T-shirts only $10, badges only $3.50. Buy, buy, buy from DIY. Like hula-hoops in a disposable craze, another fast food fad to throw away… (with apologies to Anarchy For Sale by the Dead Kennedys)
So I finally come around to taking a look at The Edupunk’s Guide, well a PDF of it anyways, which seems to miss the whole point of edupunk, which at least one other critic seems to get. Sure, it’s like what Green Day or Blink 182 is to punk; palatable, accessible and easy for the mainstream to swallow, but with a hint of rebellion. We wouldn’t want to upset the status quo too much, would we? While the Edupunk Guide talks a lot about taking responsibility for one’s own education. In fact, taking responsibility for one’s education is something millions of people do on a daily basis. Whether it’s how to fix an excel spreadsheet at work, how to do a calculus equation at Khan Academy or connecting with a foreign language speaker over Skype, people do that already on their own. That’s not edupunk, that’s daily life. Of course, it wouldn’t be the first time someone made a career out of stating the obvious. Where the edupunk moniker really holds weight (with me) is that it accepts an idea that a course (but could extend to a program of study or less than that too) can be done differently than what has already been done. It’s a good primer, missing a lot of the “so what” moments and crucially missing that the majority of the world is already past it. And that’s where Edupunk (with a capital E) Guide sort of falls down. Really, it’s too late. Missed the boat. Jumped the shark? Maybe.
It’s already 1978 in edupunk. The Sex Pistols have broken up, Jim Groom’s now in PIL. Sid’s dead.

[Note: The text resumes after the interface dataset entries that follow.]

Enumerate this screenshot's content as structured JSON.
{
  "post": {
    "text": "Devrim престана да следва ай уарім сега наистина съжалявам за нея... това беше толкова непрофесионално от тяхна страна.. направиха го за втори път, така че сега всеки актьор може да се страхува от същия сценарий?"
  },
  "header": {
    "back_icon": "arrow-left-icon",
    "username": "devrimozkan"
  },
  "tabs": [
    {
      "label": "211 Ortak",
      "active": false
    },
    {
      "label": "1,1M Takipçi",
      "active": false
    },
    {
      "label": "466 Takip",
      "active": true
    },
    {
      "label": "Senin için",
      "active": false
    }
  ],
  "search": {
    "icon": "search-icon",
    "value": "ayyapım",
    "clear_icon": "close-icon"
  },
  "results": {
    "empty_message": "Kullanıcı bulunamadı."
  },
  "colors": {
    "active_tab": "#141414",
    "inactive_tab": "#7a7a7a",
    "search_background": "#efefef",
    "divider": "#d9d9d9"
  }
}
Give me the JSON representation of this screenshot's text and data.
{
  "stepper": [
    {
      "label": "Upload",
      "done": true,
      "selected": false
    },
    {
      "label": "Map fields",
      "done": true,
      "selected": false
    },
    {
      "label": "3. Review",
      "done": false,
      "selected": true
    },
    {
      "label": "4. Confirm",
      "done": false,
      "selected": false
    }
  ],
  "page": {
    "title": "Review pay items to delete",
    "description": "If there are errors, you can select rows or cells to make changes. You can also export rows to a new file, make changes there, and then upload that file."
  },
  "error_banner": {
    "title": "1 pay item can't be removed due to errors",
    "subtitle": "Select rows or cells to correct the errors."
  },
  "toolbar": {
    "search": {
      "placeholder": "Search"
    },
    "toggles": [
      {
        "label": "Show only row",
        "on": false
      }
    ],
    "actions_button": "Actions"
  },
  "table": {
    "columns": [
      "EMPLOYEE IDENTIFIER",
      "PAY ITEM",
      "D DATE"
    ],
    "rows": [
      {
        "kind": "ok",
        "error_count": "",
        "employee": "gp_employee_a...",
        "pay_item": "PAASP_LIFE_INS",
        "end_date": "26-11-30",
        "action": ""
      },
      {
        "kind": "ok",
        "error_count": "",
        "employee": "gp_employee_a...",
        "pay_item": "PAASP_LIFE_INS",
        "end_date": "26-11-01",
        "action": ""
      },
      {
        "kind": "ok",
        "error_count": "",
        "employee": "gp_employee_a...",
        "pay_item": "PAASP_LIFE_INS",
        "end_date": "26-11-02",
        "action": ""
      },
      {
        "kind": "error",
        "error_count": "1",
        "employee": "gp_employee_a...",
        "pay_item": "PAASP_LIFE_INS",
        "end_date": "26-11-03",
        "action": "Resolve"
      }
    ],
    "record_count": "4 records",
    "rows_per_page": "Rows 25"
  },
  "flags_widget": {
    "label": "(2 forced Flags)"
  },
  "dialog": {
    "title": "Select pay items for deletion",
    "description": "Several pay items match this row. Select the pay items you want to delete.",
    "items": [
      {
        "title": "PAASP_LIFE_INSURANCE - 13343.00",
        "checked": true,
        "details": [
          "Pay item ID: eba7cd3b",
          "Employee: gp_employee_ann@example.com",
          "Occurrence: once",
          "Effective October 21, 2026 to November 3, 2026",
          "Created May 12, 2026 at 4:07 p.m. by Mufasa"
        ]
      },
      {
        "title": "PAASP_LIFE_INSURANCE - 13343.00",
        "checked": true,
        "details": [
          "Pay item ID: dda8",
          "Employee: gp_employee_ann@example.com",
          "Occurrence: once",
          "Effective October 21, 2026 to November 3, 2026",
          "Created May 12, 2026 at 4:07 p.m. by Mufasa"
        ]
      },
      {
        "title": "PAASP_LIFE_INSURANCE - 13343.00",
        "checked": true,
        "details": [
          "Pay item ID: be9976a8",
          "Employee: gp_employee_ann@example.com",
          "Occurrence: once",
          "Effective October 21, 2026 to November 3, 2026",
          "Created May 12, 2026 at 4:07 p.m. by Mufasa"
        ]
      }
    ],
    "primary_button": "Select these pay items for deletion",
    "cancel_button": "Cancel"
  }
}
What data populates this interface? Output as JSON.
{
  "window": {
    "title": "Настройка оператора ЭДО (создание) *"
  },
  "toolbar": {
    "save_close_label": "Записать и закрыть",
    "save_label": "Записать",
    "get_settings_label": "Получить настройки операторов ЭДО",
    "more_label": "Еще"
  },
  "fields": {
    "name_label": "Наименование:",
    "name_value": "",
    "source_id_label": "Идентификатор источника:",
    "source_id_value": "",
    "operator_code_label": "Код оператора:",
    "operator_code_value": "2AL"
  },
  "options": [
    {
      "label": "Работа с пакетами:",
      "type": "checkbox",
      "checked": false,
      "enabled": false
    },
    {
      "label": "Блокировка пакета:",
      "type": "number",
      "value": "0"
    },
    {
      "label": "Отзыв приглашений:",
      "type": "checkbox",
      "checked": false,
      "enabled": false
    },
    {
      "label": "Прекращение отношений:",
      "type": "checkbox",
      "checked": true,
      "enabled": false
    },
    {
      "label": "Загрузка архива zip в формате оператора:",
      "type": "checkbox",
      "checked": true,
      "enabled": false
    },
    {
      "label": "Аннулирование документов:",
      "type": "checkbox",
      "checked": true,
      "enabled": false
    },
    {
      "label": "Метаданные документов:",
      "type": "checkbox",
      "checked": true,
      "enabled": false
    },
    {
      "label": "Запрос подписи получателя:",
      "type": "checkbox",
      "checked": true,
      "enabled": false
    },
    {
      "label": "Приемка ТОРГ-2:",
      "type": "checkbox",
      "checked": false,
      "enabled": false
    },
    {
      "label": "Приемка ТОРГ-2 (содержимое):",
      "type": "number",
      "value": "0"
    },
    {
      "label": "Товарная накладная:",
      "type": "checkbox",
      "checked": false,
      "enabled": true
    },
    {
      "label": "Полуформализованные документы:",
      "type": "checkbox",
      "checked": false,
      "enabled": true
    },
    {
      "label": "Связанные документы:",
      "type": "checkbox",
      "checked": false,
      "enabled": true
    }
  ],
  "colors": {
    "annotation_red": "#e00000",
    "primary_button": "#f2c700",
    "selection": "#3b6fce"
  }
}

Don’t worry, 1978’s not all bad. Ramones put out Road To Ruin. Two of my most influential records were released Crass – Feeding of the 5000 LP and Black Flag – Nervous Breakdown 7″ EP.